Action item>
Write only how many lines in this data include "show".

(Items from an interface collection)
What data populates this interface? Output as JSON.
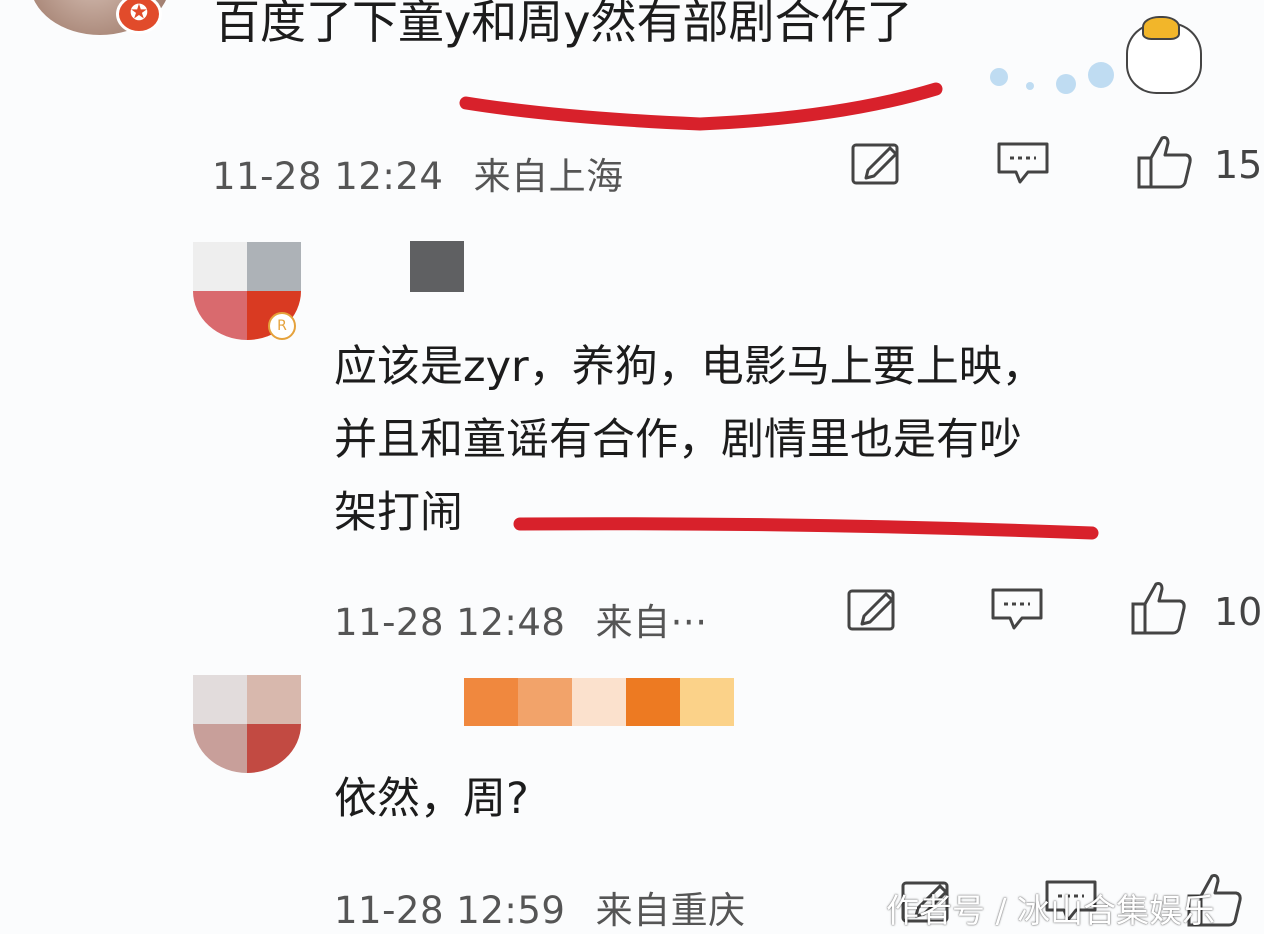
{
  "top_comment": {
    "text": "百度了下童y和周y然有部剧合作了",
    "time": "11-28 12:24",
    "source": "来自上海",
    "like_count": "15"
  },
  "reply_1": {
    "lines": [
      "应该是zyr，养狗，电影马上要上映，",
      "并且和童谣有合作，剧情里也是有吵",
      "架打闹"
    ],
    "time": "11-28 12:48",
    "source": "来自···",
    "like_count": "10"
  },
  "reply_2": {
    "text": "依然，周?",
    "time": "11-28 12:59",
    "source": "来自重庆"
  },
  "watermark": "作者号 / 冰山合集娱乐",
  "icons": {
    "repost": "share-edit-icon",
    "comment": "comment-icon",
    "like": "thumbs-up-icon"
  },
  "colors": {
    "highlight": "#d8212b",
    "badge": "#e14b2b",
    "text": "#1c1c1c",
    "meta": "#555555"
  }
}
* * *
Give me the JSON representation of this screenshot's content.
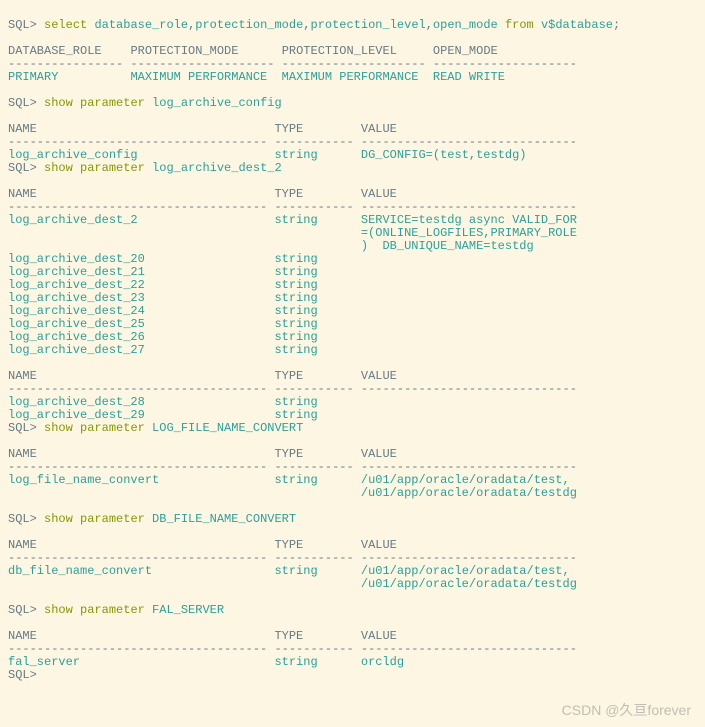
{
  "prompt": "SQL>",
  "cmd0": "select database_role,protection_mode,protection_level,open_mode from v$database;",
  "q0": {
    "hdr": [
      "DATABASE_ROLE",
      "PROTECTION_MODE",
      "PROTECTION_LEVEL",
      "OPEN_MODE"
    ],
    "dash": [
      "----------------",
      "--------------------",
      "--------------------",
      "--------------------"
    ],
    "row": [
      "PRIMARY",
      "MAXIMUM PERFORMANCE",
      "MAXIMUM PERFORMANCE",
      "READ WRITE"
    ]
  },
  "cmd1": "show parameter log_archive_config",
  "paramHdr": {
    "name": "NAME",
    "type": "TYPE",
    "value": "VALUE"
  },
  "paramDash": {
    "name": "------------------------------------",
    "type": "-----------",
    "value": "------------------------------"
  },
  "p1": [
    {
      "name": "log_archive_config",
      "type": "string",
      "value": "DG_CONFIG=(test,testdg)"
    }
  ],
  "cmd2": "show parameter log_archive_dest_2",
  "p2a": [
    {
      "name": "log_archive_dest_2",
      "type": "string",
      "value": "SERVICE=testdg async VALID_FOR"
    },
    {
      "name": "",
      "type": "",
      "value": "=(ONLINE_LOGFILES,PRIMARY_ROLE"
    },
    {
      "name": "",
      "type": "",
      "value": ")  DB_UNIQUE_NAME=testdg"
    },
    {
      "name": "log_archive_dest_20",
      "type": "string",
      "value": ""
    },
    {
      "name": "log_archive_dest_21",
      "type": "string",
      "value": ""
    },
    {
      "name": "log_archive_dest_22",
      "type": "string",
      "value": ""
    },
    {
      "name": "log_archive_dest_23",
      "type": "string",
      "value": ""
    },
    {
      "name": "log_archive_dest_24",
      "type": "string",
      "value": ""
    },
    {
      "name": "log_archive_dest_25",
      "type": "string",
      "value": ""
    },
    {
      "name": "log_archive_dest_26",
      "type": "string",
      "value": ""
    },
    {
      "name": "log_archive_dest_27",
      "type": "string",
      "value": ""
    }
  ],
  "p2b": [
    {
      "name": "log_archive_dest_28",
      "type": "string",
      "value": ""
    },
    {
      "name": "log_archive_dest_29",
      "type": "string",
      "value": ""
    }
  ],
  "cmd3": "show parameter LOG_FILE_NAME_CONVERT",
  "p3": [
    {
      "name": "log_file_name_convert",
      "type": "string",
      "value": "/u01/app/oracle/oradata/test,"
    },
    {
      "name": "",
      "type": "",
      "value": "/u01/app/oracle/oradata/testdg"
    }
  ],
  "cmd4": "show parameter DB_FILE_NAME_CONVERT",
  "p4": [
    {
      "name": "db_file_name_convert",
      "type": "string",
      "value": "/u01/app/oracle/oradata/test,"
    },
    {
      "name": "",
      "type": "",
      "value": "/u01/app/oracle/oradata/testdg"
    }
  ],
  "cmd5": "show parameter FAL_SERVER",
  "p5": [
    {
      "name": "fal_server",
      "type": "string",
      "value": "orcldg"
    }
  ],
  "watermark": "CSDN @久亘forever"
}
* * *
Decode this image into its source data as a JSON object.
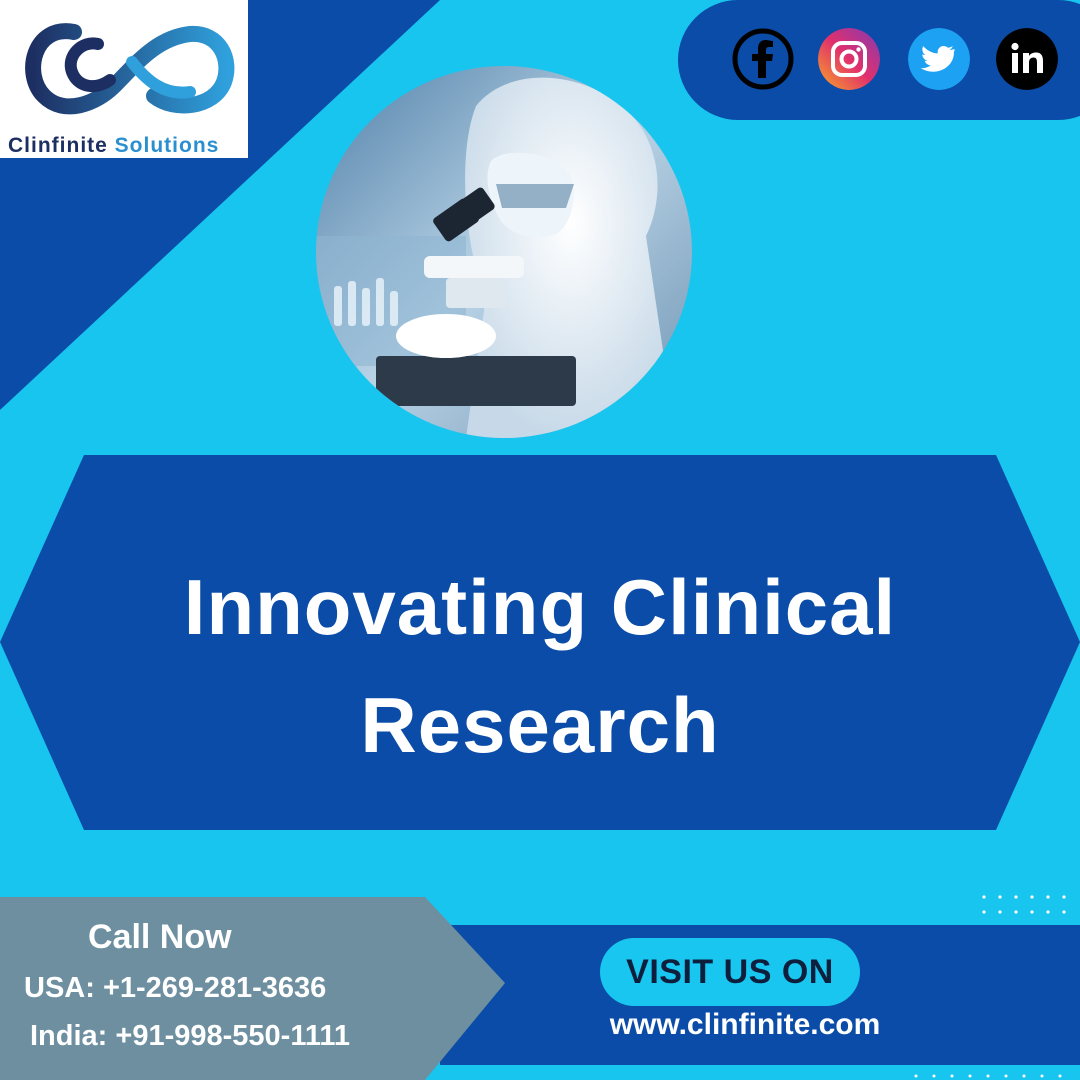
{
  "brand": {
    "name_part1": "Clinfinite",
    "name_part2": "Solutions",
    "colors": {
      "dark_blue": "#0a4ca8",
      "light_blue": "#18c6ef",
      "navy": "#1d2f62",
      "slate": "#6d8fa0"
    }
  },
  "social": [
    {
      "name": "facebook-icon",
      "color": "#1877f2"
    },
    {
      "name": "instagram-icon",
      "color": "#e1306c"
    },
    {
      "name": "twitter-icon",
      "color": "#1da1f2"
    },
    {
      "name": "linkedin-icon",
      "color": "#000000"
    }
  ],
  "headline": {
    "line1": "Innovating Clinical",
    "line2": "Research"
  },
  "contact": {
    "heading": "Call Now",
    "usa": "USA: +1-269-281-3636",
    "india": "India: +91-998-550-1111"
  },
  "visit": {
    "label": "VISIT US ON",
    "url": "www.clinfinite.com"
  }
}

Worked solution>
5